Even though this is a screening call to see if you’d be a viable candidate, you still want to put in the research. Especially if this is a job you really want – since it will pay off in the next stage of interviewing. Here’s your research to do list:
Compare the job description against your experience and skills
Review the company website and social media
Google the company for trends and news
Look up the interviewer (and anyone else you’ve interacted with) on LinkedIn
Telephone interviews are typically short, perhaps 10-15 minutes. Questions usually focus on how your experience matches with the role. Using your research, practice for questions such as:
Tell me about yourself or Walk me through your resume.
What made you interested in this position with our company?
Do you have experience in X? (Something specific to the job description)
Tell me why you’d be a good fit for this position.
" I just graduated a couple weeks ago from University of North Carolina with a bachelor’s degree in Biology. My minor was in sustainability and I did an internship with the North Carolina Conservation Network.

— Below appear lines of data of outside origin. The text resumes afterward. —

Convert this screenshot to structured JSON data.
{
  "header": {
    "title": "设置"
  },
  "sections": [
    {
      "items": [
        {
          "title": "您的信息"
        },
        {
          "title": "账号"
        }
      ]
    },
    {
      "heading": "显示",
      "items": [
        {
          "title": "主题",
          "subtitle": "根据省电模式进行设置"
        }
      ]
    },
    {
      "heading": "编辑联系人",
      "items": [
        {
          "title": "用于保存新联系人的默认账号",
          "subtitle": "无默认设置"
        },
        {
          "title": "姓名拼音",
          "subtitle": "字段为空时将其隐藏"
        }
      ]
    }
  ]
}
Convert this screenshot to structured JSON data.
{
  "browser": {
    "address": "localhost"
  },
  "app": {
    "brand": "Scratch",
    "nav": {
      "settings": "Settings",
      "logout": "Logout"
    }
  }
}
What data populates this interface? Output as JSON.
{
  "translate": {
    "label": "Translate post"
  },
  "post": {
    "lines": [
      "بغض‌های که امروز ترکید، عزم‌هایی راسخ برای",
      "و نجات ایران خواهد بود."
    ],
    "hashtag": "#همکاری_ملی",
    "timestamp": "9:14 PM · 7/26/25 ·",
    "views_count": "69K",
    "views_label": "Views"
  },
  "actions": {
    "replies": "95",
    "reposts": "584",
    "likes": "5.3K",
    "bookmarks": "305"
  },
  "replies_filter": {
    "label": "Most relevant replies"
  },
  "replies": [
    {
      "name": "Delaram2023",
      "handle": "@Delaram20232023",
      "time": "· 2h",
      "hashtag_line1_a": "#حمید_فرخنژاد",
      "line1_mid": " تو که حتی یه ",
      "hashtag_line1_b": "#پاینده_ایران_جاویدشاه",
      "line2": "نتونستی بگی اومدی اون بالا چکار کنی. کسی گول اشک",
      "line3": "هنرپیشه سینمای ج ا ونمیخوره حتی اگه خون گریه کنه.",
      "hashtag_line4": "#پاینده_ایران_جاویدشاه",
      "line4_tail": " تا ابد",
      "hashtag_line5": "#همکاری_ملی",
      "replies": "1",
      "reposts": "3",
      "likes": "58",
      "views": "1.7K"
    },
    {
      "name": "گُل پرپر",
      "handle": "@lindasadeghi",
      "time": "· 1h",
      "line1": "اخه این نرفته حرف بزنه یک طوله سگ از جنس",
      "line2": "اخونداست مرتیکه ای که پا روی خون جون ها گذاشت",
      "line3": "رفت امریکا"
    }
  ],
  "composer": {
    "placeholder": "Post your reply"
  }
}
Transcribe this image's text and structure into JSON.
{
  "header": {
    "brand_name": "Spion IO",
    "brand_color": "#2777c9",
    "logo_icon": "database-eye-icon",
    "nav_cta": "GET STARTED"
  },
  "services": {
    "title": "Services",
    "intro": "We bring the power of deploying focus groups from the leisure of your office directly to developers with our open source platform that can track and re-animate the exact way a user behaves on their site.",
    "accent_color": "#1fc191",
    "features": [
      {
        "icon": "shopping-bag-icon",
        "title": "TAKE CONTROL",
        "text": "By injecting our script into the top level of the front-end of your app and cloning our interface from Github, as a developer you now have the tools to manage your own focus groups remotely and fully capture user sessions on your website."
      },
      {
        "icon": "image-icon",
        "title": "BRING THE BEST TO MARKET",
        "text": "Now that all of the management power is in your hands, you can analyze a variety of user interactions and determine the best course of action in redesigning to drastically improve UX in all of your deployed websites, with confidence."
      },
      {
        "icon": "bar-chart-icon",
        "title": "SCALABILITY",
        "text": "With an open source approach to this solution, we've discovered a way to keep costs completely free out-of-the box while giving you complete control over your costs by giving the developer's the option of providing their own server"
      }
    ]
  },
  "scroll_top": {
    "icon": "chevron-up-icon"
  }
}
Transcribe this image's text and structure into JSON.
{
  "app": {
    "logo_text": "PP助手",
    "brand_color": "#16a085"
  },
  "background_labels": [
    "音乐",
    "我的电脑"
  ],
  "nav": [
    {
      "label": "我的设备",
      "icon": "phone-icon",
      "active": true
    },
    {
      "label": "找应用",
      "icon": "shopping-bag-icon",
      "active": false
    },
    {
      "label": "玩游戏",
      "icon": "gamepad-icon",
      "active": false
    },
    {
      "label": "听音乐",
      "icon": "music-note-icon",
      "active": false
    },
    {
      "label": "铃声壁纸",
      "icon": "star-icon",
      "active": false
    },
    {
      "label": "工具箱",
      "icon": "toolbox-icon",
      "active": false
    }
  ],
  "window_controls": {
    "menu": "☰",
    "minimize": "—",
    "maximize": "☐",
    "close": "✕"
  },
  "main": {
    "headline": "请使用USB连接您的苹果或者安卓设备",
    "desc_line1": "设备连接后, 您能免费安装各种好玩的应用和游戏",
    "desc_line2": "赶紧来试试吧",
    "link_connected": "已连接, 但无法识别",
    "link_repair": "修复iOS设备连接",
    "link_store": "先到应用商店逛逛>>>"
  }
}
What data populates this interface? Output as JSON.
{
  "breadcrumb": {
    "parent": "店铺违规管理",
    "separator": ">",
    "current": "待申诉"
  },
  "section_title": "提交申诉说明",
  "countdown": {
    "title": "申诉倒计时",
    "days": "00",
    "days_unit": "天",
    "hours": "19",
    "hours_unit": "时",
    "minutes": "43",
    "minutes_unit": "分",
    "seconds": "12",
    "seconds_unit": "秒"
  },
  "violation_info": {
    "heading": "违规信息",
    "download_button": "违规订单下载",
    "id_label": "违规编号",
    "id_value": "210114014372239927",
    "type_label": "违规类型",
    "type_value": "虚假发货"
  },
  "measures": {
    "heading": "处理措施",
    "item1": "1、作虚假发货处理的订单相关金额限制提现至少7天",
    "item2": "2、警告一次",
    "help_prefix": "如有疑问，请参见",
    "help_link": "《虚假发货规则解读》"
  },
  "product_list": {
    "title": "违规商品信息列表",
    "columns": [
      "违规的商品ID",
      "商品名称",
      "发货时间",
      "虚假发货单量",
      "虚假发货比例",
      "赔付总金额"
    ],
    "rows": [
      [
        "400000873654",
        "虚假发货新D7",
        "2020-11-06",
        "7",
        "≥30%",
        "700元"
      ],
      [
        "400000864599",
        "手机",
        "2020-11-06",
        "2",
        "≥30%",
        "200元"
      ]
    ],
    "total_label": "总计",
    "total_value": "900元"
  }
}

So I was very excited to see an entry level position with Sustain Charlotte open up for a Trail Conservation Leader. Many of the responsibilities match up with my internship, such as managing volunteers and coordinating with other non-profits."
Fortunately, since you’re on the phone, you can have written notes in front of you for reference.
You don’t want to read your answers, but having an outline or bullet points can be helpful.
How should I answer the phone interview call?
It might seem a little silly to worry about such a tiny detail, but when you’re not meeting face-to-face, you need to take advantage of every opportunity. Instead of simply replying, “Hello?” make sure you identify yourself.
Hi, this is John.
Hello, John speaking.
This avoids the whole step of “May I speak to John?” More importantly, it demonstrates professionalism for an office environment. If this is your first job out of college, hiring managers look for these signs of maturity.
What should I do during the phone interview?
Based on feedback from recruiters who do many phone interviews every day, here are a few do’s and don’ts that will help you make a good impression.
Do find a quiet spot and stay there.
Don’t multi-task. They can tell!
Do put on a smile. It comes through in your tone of voice.
Don’t put your interviewer on hold.
Do put on headphones if you can. It improves call quality.
Don’t be late. This goes for any kind of interview!
Do keep your answers concise. Telephone interviews are meant to be brief.
Don’t dominate the conversation. They’re trying to get a lot of information quickly.
Do speak in a friendly, conversational tone. No need to be super formal.
What should I do at the end of the phone interview?
More than likely, the phone interviewer will ask if you have any questions at the end of the call.
This is your chance to show you’ve done your research and you’re genuinely excited about the opportunity.
You don’t want to go overboard, but you need to have at least three questions ready. Listen for their tone of voice to see how open they are to questions and ask accordingly.
Here are a few examples:
Can you describe a typical day for someone in this position?
I saw on LinkedIn that your company is expanding into app development.
Would this be part of my job?
What is your timeline for hiring this position?
What should I do after the phone interview?
You’re not quite done! Write a brief, professional note to reinforce your enthusiasm about the opportunity. Try to send within the hour of the phone interview. Here’s an example:
Great speaking with you today. Based on our conversation, I feel confident that I’d be qualified for the Web Developer position and would love to be considered. Please let me know if you need any further information. I look forward to hearing from you about the next steps.
Hopefully these tips have given you more confidence for your next phone interview.
If you remember nothing else – remember this – Take the phone interview seriously. Hiring managers have to sift through hundreds of applicants. You already made the short list. Don’t give them any reason to disqualify you early in the process. Good luck!